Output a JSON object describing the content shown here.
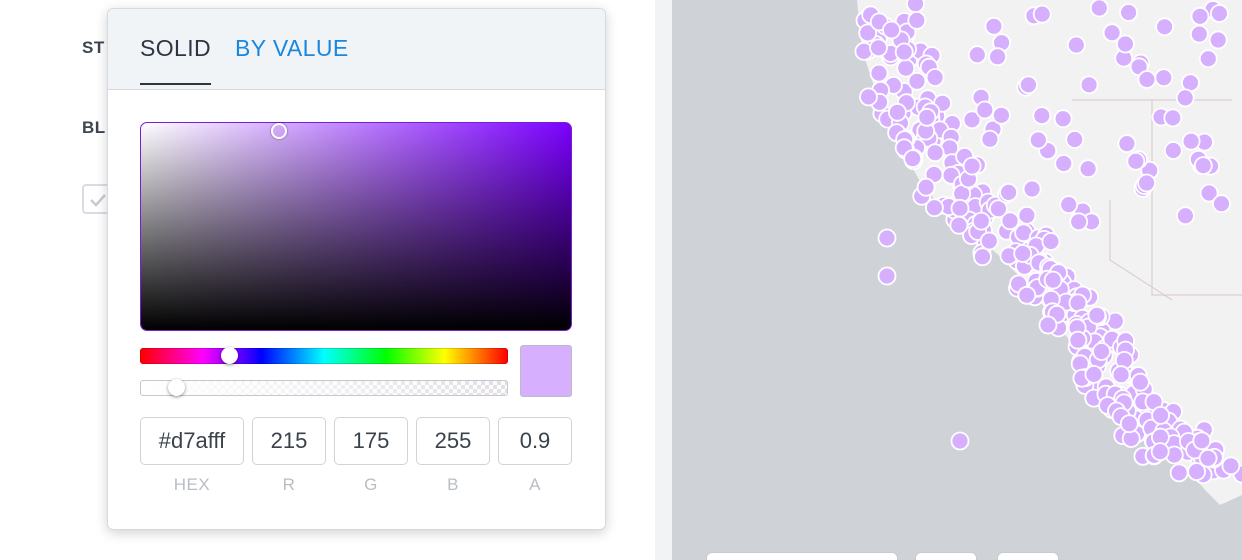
{
  "settings_panel": {
    "label_1": "ST",
    "label_2": "BL",
    "checkbox_checked": true
  },
  "color_picker": {
    "tabs": [
      {
        "label": "SOLID",
        "active": true
      },
      {
        "label": "BY VALUE",
        "active": false
      }
    ],
    "hue_color": "#7b00ff",
    "selected_color": "#d7afff",
    "fields": {
      "hex": {
        "value": "#d7afff",
        "label": "HEX"
      },
      "r": {
        "value": "215",
        "label": "R"
      },
      "g": {
        "value": "175",
        "label": "G"
      },
      "b": {
        "value": "255",
        "label": "B"
      },
      "a": {
        "value": "0.9",
        "label": "A"
      }
    }
  },
  "map": {
    "point_color": "#d7afff",
    "land_color": "#f2f2f2",
    "water_color": "#cfd3d7"
  },
  "colors": {
    "tab_active": "#2d3640",
    "tab_link": "#1a87de"
  }
}
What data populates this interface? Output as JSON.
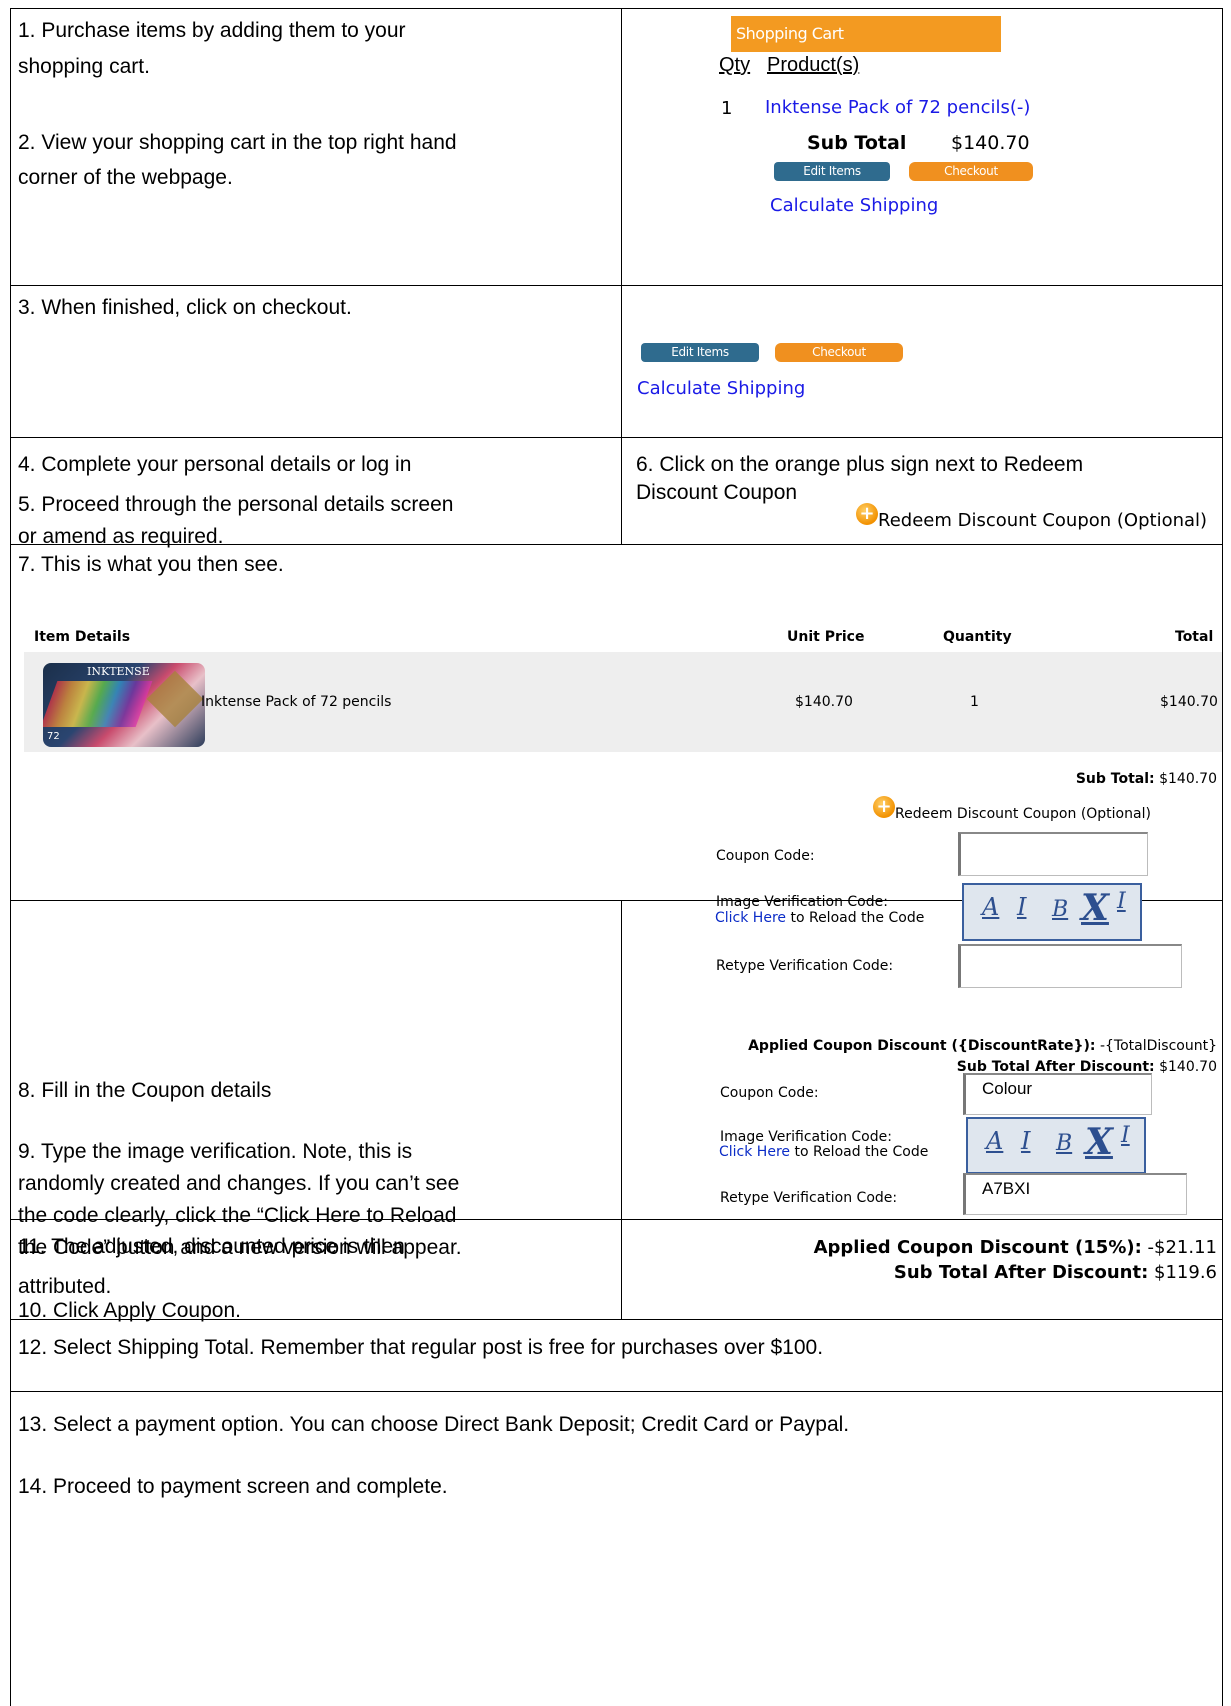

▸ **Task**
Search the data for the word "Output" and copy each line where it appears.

▸ **Reply**
Output a JSON object describing the content shown here.
What data populates this interface? Output as JSON.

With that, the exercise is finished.